While Wells & Co stated it was afforded “limited warning” before authorities gave them the green light to reopen its pubs, the 190-site operator has revealed that - after a surge on the first evening – initial trade across its reopened French estate was 35% behind last year’s figures.
However, Wells & Co added that in the following days and weeks its reopened sites saw the trading gap close to 30% before climbing to less than 20% down versus the same period in 2019 this week.
“This is significantly better than we forecast, and shows customers are definitely willing to return to the great British pub,” a company statement read. “However, it is important to note that Wells & Co’s French market is largely 25 to 30-year olds who are less risk averse than older demographics.”
“Wells & Co have been able to make good use of the outside terrace space – but it’s clear, people still want to socialise in a pub.”
This news comes after Prime Minister Boris Johnson confirmed pubs and bars in the UK could reopen from 4 July in keeping with the Government's original exit strategy.
What's more, it follows the resumption of trade at a number of pubs on Guernsey and Jersey on 15 and 16 June respectively, with operators of Channel Islands-based pub company Liberation Group explaining that customers had been eager to return and comply with new measures.
At the time of writing, France had recorded 29,663 deaths due to Covid-19 compared to more than 40,000 in the United Kingdom.
In the weeks building up to 2 June, when the multiple operator resumed trade at 15 of its 17 French pubs, with only two sites in Paris remaining closed, Wells & Co’s French team, led by Ariane Lapegue, prioritised stocking up on safety equipment and preparing individual plans for each pub’s layout – including table position, where hand cleaner would be placed and the customer journey.
The French Government stipulated sites were to open with a one-metre social distance with additional condition that all customers and staff wear masks and that mandatory screens were installed on the bar.
On top of this, the company’s staff were retrained on how to greet customers at a state-sanctioned distancing and explain new social distancing measures.
“First and foremost, I wanted to make sure our staff and customers felt safe,” Lapegue explained. “Give them that confidence and they will return, time and again, which is exactly what’s happening.
“Feedback has been great, even if we can’t welcome as many people back into the pubs.

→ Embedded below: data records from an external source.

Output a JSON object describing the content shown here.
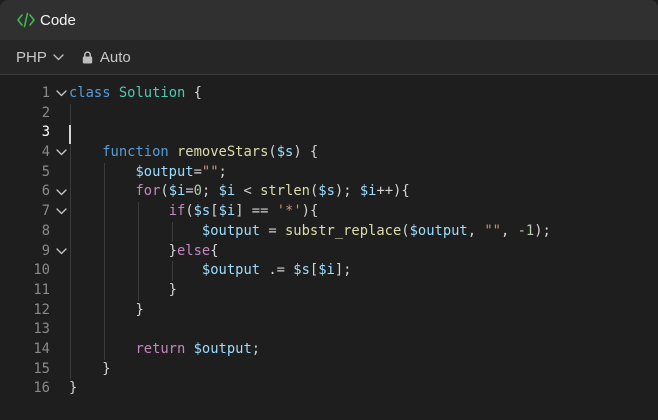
{
  "header": {
    "title": "Code",
    "icon": "code-icon",
    "icon_color": "#3fb950"
  },
  "toolbar": {
    "language": "PHP",
    "mode_label": "Auto"
  },
  "editor": {
    "active_line": 3,
    "lines": [
      {
        "n": "1",
        "fold": true,
        "tokens": [
          [
            "kw",
            "class"
          ],
          [
            "txt",
            " "
          ],
          [
            "cls",
            "Solution"
          ],
          [
            "txt",
            " {"
          ]
        ]
      },
      {
        "n": "2",
        "fold": false,
        "tokens": []
      },
      {
        "n": "3",
        "fold": false,
        "tokens": []
      },
      {
        "n": "4",
        "fold": true,
        "tokens": [
          [
            "txt",
            "    "
          ],
          [
            "kw",
            "function"
          ],
          [
            "txt",
            " "
          ],
          [
            "fn",
            "removeStars"
          ],
          [
            "txt",
            "("
          ],
          [
            "var",
            "$s"
          ],
          [
            "txt",
            ") {"
          ]
        ]
      },
      {
        "n": "5",
        "fold": false,
        "tokens": [
          [
            "txt",
            "        "
          ],
          [
            "var",
            "$output"
          ],
          [
            "txt",
            "="
          ],
          [
            "str",
            "\"\""
          ],
          [
            "txt",
            ";"
          ]
        ]
      },
      {
        "n": "6",
        "fold": true,
        "tokens": [
          [
            "txt",
            "        "
          ],
          [
            "ctl",
            "for"
          ],
          [
            "txt",
            "("
          ],
          [
            "var",
            "$i"
          ],
          [
            "txt",
            "="
          ],
          [
            "num",
            "0"
          ],
          [
            "txt",
            "; "
          ],
          [
            "var",
            "$i"
          ],
          [
            "txt",
            " < "
          ],
          [
            "fn",
            "strlen"
          ],
          [
            "txt",
            "("
          ],
          [
            "var",
            "$s"
          ],
          [
            "txt",
            "); "
          ],
          [
            "var",
            "$i"
          ],
          [
            "txt",
            "++){"
          ]
        ]
      },
      {
        "n": "7",
        "fold": true,
        "tokens": [
          [
            "txt",
            "            "
          ],
          [
            "ctl",
            "if"
          ],
          [
            "txt",
            "("
          ],
          [
            "var",
            "$s"
          ],
          [
            "txt",
            "["
          ],
          [
            "var",
            "$i"
          ],
          [
            "txt",
            "] == "
          ],
          [
            "str",
            "'*'"
          ],
          [
            "txt",
            "){"
          ]
        ]
      },
      {
        "n": "8",
        "fold": false,
        "tokens": [
          [
            "txt",
            "                "
          ],
          [
            "var",
            "$output"
          ],
          [
            "txt",
            " = "
          ],
          [
            "fn",
            "substr_replace"
          ],
          [
            "txt",
            "("
          ],
          [
            "var",
            "$output"
          ],
          [
            "txt",
            ", "
          ],
          [
            "str",
            "\"\""
          ],
          [
            "txt",
            ", "
          ],
          [
            "num",
            "-1"
          ],
          [
            "txt",
            ");"
          ]
        ]
      },
      {
        "n": "9",
        "fold": true,
        "tokens": [
          [
            "txt",
            "            }"
          ],
          [
            "ctl",
            "else"
          ],
          [
            "txt",
            "{"
          ]
        ]
      },
      {
        "n": "10",
        "fold": false,
        "tokens": [
          [
            "txt",
            "                "
          ],
          [
            "var",
            "$output"
          ],
          [
            "txt",
            " .= "
          ],
          [
            "var",
            "$s"
          ],
          [
            "txt",
            "["
          ],
          [
            "var",
            "$i"
          ],
          [
            "txt",
            "];"
          ]
        ]
      },
      {
        "n": "11",
        "fold": false,
        "tokens": [
          [
            "txt",
            "            }"
          ]
        ]
      },
      {
        "n": "12",
        "fold": false,
        "tokens": [
          [
            "txt",
            "        }"
          ]
        ]
      },
      {
        "n": "13",
        "fold": false,
        "tokens": []
      },
      {
        "n": "14",
        "fold": false,
        "tokens": [
          [
            "txt",
            "        "
          ],
          [
            "ctl",
            "return"
          ],
          [
            "txt",
            " "
          ],
          [
            "var",
            "$output"
          ],
          [
            "txt",
            ";"
          ]
        ]
      },
      {
        "n": "15",
        "fold": false,
        "tokens": [
          [
            "txt",
            "    }"
          ]
        ]
      },
      {
        "n": "16",
        "fold": false,
        "tokens": [
          [
            "txt",
            "}"
          ]
        ]
      }
    ]
  }
}
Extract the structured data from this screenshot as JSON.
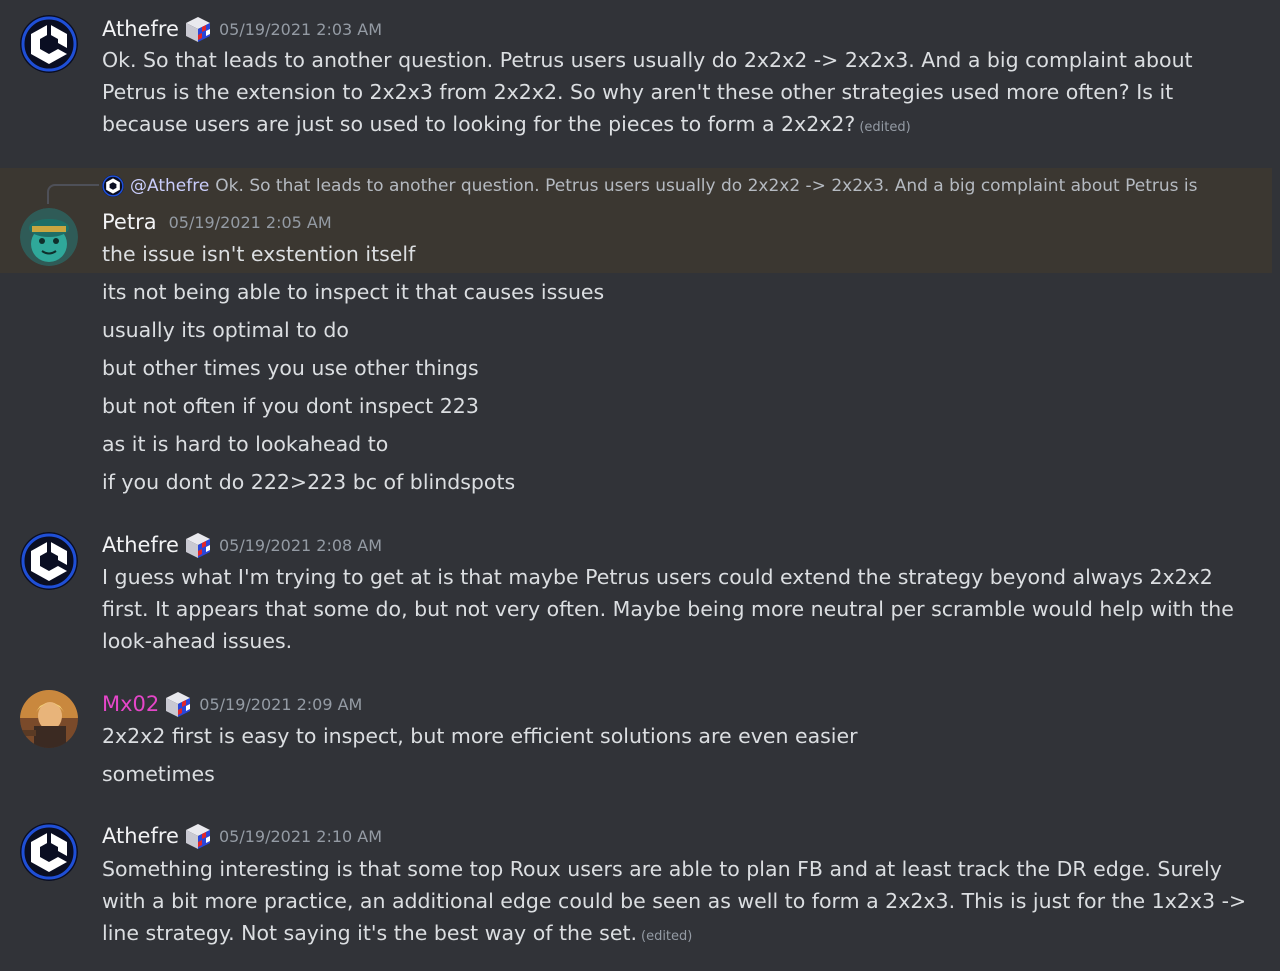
{
  "messages": [
    {
      "author": "Athefre",
      "timestamp": "05/19/2021 2:03 AM",
      "lines": [
        "Ok. So that leads to another question. Petrus users usually do 2x2x2 -> 2x2x3. And a big complaint about",
        "Petrus is the extension to 2x2x3 from 2x2x2. So why aren't these other strategies used more often? Is it",
        "because users are just so used to looking for the pieces to form a 2x2x2?"
      ],
      "edited": "(edited)"
    },
    {
      "reply": {
        "mention": "@Athefre",
        "text": "Ok. So that leads to another question. Petrus users usually do 2x2x2 -> 2x2x3. And a big complaint about Petrus is"
      },
      "author": "Petra",
      "timestamp": "05/19/2021 2:05 AM",
      "lines": [
        "the issue isn't exstention itself",
        "its not being able to inspect it that causes issues",
        "usually its optimal to do",
        "but other times you use other things",
        "but not often if you dont inspect 223",
        "as it is hard to lookahead to",
        "if you dont do 222>223 bc of blindspots"
      ]
    },
    {
      "author": "Athefre",
      "timestamp": "05/19/2021 2:08 AM",
      "lines": [
        "I guess what I'm trying to get at is that maybe Petrus users could extend the strategy beyond always 2x2x2",
        "first. It appears that some do, but not very often. Maybe being more neutral per scramble would help with the",
        "look-ahead issues."
      ]
    },
    {
      "author": "Mx02",
      "timestamp": "05/19/2021 2:09 AM",
      "lines": [
        "2x2x2 first is easy to inspect, but more efficient solutions are even easier",
        "sometimes"
      ]
    },
    {
      "author": "Athefre",
      "timestamp": "05/19/2021 2:10 AM",
      "lines": [
        "Something interesting is that some top Roux users are able to plan FB and at least track the DR edge. Surely",
        "with a bit more practice, an additional edge could be seen as well to form a 2x2x3. This is just for the 1x2x3 ->",
        "line strategy. Not saying it's the best way of the set."
      ],
      "edited": "(edited)"
    }
  ],
  "colors": {
    "background": "#313338",
    "reply_highlight": "#3b3731",
    "username_default": "#f2f3f5",
    "username_mx02": "#e546c9",
    "timestamp": "#949ba4",
    "text": "#dbdee1"
  },
  "icons": [
    "cube-logo-avatar-icon",
    "rubiks-cube-role-icon",
    "teal-character-avatar-icon",
    "anime-character-avatar-icon"
  ]
}
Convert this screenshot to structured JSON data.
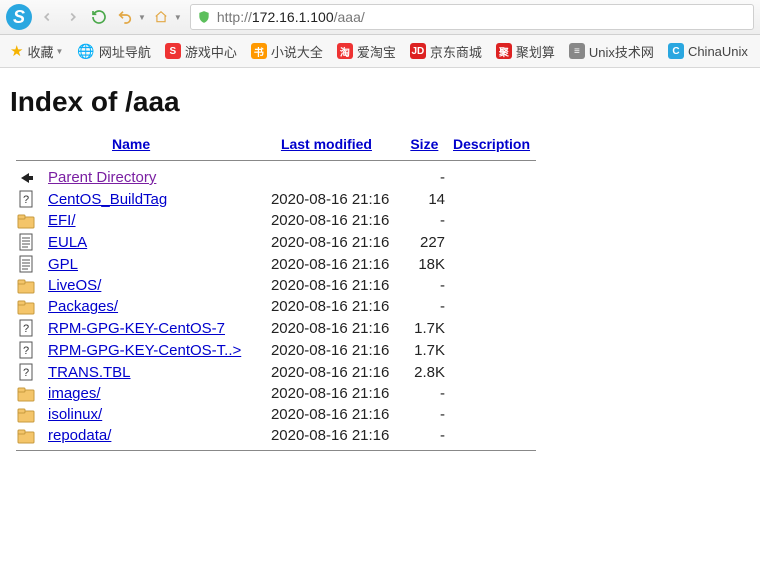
{
  "browser": {
    "url_http": "http://",
    "url_host": "172.16.1.100",
    "url_path": "/aaa/"
  },
  "bookmarks": {
    "fav_label": "收藏",
    "items": [
      {
        "label": "网址导航",
        "icon": "globe"
      },
      {
        "label": "游戏中心",
        "icon": "red-s"
      },
      {
        "label": "小说大全",
        "icon": "orange-q"
      },
      {
        "label": "爱淘宝",
        "icon": "red-tao"
      },
      {
        "label": "京东商城",
        "icon": "red-jd"
      },
      {
        "label": "聚划算",
        "icon": "red-ju"
      },
      {
        "label": "Unix技术网",
        "icon": "doc"
      },
      {
        "label": "ChinaUnix",
        "icon": "blue-c"
      }
    ]
  },
  "page": {
    "heading": "Index of /aaa",
    "columns": {
      "name": "Name",
      "last_modified": "Last modified",
      "size": "Size",
      "description": "Description"
    },
    "rows": [
      {
        "icon": "back",
        "name": "Parent Directory",
        "date": "",
        "size": "-",
        "visited": true
      },
      {
        "icon": "unknown",
        "name": "CentOS_BuildTag",
        "date": "2020-08-16 21:16",
        "size": "14"
      },
      {
        "icon": "folder",
        "name": "EFI/",
        "date": "2020-08-16 21:16",
        "size": "-"
      },
      {
        "icon": "text",
        "name": "EULA",
        "date": "2020-08-16 21:16",
        "size": "227"
      },
      {
        "icon": "text",
        "name": "GPL",
        "date": "2020-08-16 21:16",
        "size": "18K"
      },
      {
        "icon": "folder",
        "name": "LiveOS/",
        "date": "2020-08-16 21:16",
        "size": "-"
      },
      {
        "icon": "folder",
        "name": "Packages/",
        "date": "2020-08-16 21:16",
        "size": "-"
      },
      {
        "icon": "unknown",
        "name": "RPM-GPG-KEY-CentOS-7",
        "date": "2020-08-16 21:16",
        "size": "1.7K"
      },
      {
        "icon": "unknown",
        "name": "RPM-GPG-KEY-CentOS-T..>",
        "date": "2020-08-16 21:16",
        "size": "1.7K"
      },
      {
        "icon": "unknown",
        "name": "TRANS.TBL",
        "date": "2020-08-16 21:16",
        "size": "2.8K"
      },
      {
        "icon": "folder",
        "name": "images/",
        "date": "2020-08-16 21:16",
        "size": "-"
      },
      {
        "icon": "folder",
        "name": "isolinux/",
        "date": "2020-08-16 21:16",
        "size": "-"
      },
      {
        "icon": "folder",
        "name": "repodata/",
        "date": "2020-08-16 21:16",
        "size": "-"
      }
    ]
  }
}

We had to work hard to keep everyone apart on the first night, but since then we have all quickly become used to the new normal.
“Our customers don’t want to risk the thought of losing their pint again and have respected the rules. It’s been such a relief to see their faces and our staff have been so excited to be back. It’s nice to be the ones leading the Wells & Co team back into business.
“We thought we’d lose 50% of our trade so to be getting near our levels of last year is really encouraging.”
These figures may provide a boost to pub operators in Britain, who according to data from UKHospitality (UKH) are forecasting a drawn-out recovery from Covid-19.
As reported by The Morning Advertiser (MA), pub operators quizzed by UKH stated that they expect, on average, July trading to make up 37% of last year’s figure if a one-metre rule is enforced.
While this figure falls to 23% under a two-metre rule, it is still the most optimistic forecast of any of the hospitality industry’s sub-sectors.
Furthermore, in terms of August and September trade, pub operators expect respective figures to fall by 56% and 52% year-on-year under one-metre distancing.